# [WORK TO COMPLETE]
For each line of the listing that holds "القطعة", show the full line.

# [DATA IN THIS EXERCISE]
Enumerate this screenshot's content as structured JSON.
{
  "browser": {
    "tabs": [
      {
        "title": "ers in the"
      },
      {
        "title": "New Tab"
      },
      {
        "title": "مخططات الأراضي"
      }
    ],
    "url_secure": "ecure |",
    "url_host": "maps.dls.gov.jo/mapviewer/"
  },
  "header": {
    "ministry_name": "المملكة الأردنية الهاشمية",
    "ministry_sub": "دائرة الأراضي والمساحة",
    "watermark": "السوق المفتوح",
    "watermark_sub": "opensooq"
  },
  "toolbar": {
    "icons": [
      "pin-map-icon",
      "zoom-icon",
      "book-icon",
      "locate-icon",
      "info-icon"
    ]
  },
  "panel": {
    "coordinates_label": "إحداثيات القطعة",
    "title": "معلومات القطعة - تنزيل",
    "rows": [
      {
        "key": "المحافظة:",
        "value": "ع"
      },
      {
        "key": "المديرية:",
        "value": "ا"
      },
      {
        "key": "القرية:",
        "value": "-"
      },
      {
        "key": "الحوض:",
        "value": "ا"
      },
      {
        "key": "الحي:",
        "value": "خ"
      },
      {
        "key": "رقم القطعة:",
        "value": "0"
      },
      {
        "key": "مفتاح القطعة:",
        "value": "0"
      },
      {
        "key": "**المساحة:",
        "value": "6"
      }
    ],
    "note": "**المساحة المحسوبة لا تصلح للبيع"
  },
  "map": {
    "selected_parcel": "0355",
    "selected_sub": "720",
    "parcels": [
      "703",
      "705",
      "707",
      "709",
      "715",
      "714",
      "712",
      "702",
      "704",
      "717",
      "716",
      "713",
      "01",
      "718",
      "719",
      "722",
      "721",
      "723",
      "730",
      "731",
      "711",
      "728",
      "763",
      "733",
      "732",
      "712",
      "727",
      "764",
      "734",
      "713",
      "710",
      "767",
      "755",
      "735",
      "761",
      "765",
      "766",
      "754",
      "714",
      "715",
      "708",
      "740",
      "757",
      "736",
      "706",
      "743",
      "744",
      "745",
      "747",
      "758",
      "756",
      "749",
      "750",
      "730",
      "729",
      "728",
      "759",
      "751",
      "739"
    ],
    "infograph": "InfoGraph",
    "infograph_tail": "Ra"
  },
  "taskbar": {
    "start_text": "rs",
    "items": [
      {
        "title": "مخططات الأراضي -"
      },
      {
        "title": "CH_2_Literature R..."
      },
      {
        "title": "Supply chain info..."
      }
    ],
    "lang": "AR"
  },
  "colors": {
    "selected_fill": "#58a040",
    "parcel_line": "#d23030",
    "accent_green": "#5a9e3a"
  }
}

# [TASK RESULT]
    "coordinates_label": "إحداثيات القطعة",
    "title": "معلومات القطعة - تنزيل",
        "key": "رقم القطعة:",
        "key": "مفتاح القطعة:",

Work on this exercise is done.